It’s a trend that’s expected to continue.
It’s Not All About Making Homes Senior-Friendly
The traditional drivers of home remodeling projects are still big players, even among the remodeling projects initiated by seniors. The majority of home remodeling projects undertaken by people in this age group are still focused upon traditional benefits such as:
- Increasing a home’s value
- Upgrading components in a home
- Increasing the energy-efficiency of a home
- Updating the home’s style
But along with those traditional home remodeling benefits, many remodeling projects are also now incorporating features to make a home more senior-friendly, projects such as:
- Widening hallways and doorways
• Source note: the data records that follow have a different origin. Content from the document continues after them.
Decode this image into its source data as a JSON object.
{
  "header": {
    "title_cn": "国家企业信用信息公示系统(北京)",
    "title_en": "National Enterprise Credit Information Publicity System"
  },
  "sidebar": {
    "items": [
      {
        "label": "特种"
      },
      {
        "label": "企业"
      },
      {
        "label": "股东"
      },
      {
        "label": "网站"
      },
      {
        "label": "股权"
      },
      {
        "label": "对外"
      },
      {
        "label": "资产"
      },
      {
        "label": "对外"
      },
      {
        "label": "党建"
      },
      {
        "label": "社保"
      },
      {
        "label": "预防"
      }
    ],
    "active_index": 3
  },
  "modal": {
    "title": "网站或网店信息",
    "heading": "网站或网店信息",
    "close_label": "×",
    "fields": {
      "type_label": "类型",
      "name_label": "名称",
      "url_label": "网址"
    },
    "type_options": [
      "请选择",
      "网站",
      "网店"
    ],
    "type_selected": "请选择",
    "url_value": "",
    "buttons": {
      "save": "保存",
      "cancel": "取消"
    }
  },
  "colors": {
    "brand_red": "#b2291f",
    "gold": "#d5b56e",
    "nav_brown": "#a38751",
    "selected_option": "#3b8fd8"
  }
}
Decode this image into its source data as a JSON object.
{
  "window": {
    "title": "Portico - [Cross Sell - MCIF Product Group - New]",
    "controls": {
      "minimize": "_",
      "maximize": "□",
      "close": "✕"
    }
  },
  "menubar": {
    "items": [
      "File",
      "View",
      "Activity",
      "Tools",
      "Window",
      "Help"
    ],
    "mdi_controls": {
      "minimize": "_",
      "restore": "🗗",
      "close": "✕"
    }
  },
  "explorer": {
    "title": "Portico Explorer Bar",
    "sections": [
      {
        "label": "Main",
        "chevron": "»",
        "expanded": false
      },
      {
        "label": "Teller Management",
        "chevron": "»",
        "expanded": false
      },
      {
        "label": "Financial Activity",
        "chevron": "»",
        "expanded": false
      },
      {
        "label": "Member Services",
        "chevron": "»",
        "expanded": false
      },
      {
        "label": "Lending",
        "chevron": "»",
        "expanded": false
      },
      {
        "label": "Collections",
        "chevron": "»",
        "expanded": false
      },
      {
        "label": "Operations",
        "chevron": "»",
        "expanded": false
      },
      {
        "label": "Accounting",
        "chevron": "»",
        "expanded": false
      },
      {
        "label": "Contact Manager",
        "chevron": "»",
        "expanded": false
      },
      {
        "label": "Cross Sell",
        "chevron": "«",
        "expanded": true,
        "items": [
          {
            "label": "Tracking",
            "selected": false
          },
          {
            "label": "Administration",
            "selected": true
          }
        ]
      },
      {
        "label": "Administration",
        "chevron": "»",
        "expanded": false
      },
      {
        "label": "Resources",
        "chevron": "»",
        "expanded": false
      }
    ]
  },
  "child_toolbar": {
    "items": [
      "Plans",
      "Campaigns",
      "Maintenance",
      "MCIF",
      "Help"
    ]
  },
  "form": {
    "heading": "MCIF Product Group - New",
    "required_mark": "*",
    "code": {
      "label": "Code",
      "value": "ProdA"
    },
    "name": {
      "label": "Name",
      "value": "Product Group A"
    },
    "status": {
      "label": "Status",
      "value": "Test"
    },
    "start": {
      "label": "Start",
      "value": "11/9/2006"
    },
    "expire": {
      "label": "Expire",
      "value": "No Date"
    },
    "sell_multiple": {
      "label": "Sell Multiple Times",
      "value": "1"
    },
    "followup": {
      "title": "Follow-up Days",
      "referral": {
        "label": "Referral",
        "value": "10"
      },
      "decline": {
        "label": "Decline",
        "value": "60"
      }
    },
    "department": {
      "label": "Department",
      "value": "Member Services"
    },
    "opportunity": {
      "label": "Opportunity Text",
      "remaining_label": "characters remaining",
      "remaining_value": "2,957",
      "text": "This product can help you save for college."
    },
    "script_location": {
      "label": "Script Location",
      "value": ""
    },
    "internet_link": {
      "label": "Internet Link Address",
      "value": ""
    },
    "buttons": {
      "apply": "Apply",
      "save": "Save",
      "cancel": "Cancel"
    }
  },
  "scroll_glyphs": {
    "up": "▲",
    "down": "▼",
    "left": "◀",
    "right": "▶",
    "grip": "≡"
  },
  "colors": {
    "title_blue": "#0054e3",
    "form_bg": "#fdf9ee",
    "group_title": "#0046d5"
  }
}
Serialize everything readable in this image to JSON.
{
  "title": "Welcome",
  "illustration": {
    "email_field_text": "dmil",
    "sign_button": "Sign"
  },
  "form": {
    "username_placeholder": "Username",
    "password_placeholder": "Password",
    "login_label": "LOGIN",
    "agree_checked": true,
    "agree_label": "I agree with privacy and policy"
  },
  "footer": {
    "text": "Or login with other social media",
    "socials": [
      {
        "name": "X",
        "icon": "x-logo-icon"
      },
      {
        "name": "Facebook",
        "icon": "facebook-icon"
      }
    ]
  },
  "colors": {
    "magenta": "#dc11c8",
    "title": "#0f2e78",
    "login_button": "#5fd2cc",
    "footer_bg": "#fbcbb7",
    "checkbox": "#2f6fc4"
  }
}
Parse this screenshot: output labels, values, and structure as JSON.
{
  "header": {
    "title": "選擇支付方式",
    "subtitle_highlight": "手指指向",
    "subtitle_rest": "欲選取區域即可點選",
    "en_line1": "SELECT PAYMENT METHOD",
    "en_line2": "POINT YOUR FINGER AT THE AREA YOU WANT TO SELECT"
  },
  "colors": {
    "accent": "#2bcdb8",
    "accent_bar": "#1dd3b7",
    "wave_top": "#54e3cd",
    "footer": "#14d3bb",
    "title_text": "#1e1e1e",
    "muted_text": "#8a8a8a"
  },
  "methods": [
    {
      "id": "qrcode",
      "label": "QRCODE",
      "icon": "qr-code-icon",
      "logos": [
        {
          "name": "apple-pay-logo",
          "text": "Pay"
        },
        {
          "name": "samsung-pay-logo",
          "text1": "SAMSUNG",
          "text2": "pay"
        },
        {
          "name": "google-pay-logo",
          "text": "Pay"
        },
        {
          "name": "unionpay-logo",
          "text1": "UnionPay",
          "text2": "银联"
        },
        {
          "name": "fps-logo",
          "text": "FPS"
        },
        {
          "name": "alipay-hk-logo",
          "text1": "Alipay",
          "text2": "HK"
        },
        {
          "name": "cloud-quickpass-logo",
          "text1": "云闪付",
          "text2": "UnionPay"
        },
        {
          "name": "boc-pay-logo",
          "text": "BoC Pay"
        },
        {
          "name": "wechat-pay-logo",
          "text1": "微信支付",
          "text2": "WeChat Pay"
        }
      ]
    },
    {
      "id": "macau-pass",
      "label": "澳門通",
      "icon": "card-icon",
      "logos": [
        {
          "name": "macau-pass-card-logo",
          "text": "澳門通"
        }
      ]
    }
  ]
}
- Creating no-step entryways
- Relocating master bedrooms and baths to the first floor
- Installing raised toilets
- Remodeling a bathroom and/or kitchen to be wheelchair-accessible
A Sensible Trend…
The aging-in-place movement surely makes lots of sense. It’s likely that anyone closing in on their golden years would agree that losing the independence of remaining in their own home ranks among their greater fears.
So it’s certainly logical to approach a home remodeling projects with an eye toward the future. Because for most people, anything that can be done to help them remain in their homes as they age is well worth doing.